At the retreat, I started having to deal with these deep-rooted fears in the most real way possible. I felt crazy. I wondered if I had “broken myself” in some way, or if this experience had perhaps just uncovered a brokenness that was already there just waiting to surface.
This continued throughout the rest of my experience, and although it became more manageable, by the time we were able to finally begin talking on day ten, I was still not sure what was going to come out of my mouth. Was I okay?
It turns out I was. It also turns out that my experience: paranoia, strange meditation experiences, intense confrontations with my worst fears, are not uncommon. One of my roommates shared with me that she had intense, very vivid dreams every night about life circumstances she had tried to repress that still consumed her after she was awake. Another person (who was on her fourth retreat) told me that on her first one, she wondered if they put drugs in the food and had tried to plot an escape from the facility until she had a meditation breakthrough that made her stay. I heard a number of stories like this; I needed to hear them to understand the context of what I had just experienced.
It also helped to hear from others why they kept coming. For those attending one of many retreats, they all had really positive things to say about the aftereffects. “My husband thinks I am like a different person.” “I have less fear and sadness in my life in general.” These were a couple of the statements I heard.
Just to make it clear, not every one has these confrontational experiences either. Some people said things to me like, “I could stay for ten more days” or “I will definitely do this again” as soon as they were able to speak. In addition, while others had experiences that might have shared some similarity with mine, it was very clear that each person’s journey was their own and related to their life and their struggles.
So what were my after effects? Would I recommend this? What did I learn? All of these seem like important questions to answer, and yet I know right now I don’t have definitive answers for them.
I know that since being home, I am insanely grateful for my family. I missed them so much that the drive home seemed almost as painful as the three hour meditations.
I know that I feel like I understand (somewhat) how much I don’t understand. The experience made me think about meditation and being a teacher of mindfulness in some new ways which I will ponder for a long time.
I know I learned that humans are way more complicated than I realized and that there is a lot below the surface that comes out when left to our own devices, when isolated from all that creates our sense of self, when cut off from the communication that helps us to make sense of the world.
I know the things I missed most (and the things I didn’t miss at all) say something about the way I should be living my life. I didn’t miss coffee, alcohol, social media or texting. I did miss my family; writing; and my own practices, such as my daily yoga and journaling among others, which we were asked to leave behind. Upon reflection, one of these lists is more life-giving than the other.
I know that I am lucky.
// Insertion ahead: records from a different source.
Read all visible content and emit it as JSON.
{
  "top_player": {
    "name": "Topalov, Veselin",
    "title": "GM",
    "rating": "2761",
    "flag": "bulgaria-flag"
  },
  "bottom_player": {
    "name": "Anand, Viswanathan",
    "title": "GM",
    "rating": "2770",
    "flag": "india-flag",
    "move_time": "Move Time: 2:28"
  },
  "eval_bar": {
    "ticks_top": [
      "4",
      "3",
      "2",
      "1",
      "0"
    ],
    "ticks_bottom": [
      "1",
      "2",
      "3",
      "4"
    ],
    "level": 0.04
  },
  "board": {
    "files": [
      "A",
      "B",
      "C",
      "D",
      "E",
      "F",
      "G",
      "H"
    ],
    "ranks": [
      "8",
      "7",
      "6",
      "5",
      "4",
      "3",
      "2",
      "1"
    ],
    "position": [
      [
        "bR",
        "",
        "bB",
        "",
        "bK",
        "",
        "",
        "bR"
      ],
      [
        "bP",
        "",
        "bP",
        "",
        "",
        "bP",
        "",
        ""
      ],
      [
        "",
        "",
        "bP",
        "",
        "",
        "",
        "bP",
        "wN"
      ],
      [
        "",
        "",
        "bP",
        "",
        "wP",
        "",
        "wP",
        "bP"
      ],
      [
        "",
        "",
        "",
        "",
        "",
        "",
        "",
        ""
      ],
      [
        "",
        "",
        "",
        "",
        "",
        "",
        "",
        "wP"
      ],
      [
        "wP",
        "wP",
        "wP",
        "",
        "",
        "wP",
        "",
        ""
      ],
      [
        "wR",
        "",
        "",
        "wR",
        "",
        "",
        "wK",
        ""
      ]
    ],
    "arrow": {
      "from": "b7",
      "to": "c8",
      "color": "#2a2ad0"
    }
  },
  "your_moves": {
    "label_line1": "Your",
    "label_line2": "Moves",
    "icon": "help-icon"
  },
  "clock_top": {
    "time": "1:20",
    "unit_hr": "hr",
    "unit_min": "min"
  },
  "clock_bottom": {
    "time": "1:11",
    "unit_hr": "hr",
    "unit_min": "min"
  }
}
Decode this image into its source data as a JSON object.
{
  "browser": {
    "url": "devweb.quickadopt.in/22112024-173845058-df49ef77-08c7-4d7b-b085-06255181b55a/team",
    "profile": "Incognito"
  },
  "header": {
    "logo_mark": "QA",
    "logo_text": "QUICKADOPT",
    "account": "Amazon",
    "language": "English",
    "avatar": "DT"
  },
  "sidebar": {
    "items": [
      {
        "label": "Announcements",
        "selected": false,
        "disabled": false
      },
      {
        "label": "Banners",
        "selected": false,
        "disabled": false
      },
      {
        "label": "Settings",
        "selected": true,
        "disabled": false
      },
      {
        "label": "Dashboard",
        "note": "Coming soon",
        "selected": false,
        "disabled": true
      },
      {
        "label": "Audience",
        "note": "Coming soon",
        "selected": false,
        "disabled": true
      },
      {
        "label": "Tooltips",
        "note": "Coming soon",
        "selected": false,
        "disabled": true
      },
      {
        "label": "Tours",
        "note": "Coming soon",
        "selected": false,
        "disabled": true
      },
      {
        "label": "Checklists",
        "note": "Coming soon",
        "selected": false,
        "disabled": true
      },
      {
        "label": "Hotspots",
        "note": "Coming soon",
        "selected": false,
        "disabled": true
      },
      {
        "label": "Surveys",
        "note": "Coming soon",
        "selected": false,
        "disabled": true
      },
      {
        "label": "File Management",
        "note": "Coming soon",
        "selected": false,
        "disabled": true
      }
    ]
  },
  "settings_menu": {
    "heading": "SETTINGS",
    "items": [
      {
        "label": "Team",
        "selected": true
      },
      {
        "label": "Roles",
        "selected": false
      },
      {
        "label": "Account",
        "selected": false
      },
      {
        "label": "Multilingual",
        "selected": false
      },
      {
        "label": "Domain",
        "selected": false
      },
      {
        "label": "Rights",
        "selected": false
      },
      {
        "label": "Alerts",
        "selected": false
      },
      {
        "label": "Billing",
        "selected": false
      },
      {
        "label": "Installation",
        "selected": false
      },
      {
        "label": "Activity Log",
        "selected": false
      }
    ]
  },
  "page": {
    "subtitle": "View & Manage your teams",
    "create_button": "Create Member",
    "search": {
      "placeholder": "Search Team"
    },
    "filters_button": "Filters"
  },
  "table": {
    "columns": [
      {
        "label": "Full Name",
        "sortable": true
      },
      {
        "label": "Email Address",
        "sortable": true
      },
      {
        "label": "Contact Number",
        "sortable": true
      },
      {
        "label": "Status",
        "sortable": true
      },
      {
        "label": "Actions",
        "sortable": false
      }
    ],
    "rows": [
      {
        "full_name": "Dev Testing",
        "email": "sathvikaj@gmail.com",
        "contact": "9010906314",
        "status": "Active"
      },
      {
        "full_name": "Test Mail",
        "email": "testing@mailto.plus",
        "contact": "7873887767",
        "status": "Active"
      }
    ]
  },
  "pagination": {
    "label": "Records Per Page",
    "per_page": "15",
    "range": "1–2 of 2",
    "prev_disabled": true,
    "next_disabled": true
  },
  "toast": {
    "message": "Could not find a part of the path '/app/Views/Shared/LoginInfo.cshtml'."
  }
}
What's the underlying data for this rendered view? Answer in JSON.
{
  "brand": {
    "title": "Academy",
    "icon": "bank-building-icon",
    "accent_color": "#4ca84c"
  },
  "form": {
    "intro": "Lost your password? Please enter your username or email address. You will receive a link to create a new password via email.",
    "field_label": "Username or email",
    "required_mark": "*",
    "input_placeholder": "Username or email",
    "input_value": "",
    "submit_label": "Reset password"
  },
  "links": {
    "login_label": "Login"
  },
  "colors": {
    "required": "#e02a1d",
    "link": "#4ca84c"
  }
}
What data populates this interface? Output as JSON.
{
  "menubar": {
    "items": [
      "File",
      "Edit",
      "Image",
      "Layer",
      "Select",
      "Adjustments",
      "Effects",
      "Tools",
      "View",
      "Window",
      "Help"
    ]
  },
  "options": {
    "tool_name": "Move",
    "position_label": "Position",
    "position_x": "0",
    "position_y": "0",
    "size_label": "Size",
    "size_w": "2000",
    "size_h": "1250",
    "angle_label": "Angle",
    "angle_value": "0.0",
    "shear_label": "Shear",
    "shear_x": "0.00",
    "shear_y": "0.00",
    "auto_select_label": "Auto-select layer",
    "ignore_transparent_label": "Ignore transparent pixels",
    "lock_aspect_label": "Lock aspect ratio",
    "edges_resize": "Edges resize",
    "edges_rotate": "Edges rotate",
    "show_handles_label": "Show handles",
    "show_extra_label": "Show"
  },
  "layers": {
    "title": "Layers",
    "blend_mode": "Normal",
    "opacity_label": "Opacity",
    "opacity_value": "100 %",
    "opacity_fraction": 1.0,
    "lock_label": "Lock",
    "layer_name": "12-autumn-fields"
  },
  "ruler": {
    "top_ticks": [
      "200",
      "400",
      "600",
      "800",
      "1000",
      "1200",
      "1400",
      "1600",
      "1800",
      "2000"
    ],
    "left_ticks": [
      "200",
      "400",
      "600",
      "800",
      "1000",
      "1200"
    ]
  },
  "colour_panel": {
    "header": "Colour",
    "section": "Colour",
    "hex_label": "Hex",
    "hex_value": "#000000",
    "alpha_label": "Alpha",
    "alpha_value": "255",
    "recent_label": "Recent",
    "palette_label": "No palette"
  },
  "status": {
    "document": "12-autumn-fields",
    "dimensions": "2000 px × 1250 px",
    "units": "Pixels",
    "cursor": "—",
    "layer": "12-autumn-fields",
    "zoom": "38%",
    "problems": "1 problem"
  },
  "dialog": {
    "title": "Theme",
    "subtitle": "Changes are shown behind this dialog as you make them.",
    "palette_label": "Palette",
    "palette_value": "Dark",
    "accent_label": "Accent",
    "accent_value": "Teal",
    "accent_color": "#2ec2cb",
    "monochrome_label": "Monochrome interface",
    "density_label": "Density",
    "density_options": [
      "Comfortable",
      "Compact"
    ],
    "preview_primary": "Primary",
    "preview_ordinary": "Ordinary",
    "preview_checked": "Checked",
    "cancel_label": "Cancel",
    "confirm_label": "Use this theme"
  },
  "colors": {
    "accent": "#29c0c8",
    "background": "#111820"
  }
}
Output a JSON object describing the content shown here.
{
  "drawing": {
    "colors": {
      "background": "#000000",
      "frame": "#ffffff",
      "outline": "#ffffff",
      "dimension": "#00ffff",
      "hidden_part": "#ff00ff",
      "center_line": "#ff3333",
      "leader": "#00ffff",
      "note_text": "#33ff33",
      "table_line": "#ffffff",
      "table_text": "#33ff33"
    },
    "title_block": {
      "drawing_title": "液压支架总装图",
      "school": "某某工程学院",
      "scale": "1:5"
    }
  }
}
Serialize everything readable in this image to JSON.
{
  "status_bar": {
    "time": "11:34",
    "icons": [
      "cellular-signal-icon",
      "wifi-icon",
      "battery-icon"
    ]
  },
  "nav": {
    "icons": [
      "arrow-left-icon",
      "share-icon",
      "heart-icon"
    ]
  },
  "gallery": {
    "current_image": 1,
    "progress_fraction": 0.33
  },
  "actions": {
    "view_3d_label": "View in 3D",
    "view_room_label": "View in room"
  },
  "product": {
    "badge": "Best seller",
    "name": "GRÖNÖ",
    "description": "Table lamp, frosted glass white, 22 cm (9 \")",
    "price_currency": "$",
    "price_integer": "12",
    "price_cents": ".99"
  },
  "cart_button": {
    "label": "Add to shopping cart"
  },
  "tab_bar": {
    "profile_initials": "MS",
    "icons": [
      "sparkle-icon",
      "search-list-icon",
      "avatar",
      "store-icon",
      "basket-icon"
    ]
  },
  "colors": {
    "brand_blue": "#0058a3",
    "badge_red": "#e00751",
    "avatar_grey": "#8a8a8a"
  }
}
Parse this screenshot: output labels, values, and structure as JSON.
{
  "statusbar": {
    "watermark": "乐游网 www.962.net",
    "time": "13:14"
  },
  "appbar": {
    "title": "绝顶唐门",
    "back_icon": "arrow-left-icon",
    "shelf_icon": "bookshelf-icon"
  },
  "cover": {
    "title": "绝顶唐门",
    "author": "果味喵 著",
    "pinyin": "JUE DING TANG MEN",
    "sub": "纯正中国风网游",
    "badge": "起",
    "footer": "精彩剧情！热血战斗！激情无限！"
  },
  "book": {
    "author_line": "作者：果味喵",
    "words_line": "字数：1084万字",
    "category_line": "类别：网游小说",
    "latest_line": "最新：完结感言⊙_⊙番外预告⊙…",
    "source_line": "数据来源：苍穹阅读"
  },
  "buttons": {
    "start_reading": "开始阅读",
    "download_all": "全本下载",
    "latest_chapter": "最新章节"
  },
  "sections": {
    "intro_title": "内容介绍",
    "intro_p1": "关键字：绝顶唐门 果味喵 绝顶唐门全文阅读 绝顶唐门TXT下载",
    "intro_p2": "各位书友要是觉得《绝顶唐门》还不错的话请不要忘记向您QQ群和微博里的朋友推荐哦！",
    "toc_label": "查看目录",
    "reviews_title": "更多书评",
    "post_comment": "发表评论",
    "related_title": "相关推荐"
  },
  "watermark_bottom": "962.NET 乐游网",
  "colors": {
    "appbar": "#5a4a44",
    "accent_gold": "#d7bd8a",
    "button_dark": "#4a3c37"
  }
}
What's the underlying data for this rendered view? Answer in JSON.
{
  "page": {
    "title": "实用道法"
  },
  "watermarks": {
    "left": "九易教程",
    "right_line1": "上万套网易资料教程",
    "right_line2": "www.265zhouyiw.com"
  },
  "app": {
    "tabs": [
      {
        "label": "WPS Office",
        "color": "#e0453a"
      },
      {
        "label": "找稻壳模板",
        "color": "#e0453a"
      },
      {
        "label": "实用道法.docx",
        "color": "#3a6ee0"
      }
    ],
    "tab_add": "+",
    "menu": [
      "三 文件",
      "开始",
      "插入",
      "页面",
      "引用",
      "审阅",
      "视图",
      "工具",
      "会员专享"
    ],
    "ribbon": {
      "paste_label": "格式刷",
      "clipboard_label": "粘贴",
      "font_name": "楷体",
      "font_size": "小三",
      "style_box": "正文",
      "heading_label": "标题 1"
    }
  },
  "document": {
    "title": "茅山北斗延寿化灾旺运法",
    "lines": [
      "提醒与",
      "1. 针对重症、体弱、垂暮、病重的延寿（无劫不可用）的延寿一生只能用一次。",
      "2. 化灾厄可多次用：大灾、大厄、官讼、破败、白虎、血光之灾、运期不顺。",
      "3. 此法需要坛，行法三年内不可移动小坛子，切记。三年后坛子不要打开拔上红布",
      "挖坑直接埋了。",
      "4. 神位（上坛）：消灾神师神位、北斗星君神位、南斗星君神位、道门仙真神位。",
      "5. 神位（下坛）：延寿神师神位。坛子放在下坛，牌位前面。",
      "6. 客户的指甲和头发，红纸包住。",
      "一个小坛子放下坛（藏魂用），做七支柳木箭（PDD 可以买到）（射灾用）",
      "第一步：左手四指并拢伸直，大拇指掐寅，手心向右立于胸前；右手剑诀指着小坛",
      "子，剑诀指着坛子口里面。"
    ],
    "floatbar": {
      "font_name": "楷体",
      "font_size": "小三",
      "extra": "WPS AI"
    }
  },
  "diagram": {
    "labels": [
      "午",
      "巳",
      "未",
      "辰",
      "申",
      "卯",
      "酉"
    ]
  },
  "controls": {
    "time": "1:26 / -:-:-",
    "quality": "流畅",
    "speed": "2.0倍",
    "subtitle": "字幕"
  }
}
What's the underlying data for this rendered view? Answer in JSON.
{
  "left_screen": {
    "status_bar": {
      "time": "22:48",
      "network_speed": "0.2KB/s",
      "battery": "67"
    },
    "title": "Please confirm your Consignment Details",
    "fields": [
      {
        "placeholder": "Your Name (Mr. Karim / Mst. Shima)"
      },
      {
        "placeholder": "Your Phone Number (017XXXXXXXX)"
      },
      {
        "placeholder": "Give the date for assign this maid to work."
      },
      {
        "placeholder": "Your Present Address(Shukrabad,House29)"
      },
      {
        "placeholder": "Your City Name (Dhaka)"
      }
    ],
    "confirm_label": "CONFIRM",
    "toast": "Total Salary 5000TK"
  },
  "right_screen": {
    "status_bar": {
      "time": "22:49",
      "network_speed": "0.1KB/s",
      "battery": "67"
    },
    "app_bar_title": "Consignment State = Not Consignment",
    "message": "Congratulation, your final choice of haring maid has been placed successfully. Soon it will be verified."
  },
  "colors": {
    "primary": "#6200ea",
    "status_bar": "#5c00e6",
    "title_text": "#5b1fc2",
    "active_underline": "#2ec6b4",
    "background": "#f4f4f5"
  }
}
Lucky to have opportunities where I step to the edges of who I think I am and what fits into the norms of society and peek over into the abyss.
This is all I really know right now. I will keep reflecting and see what else I find along the way. It has been one heck of a journey so far.
Questions? Comments? Feel free to leave thoughts on the post.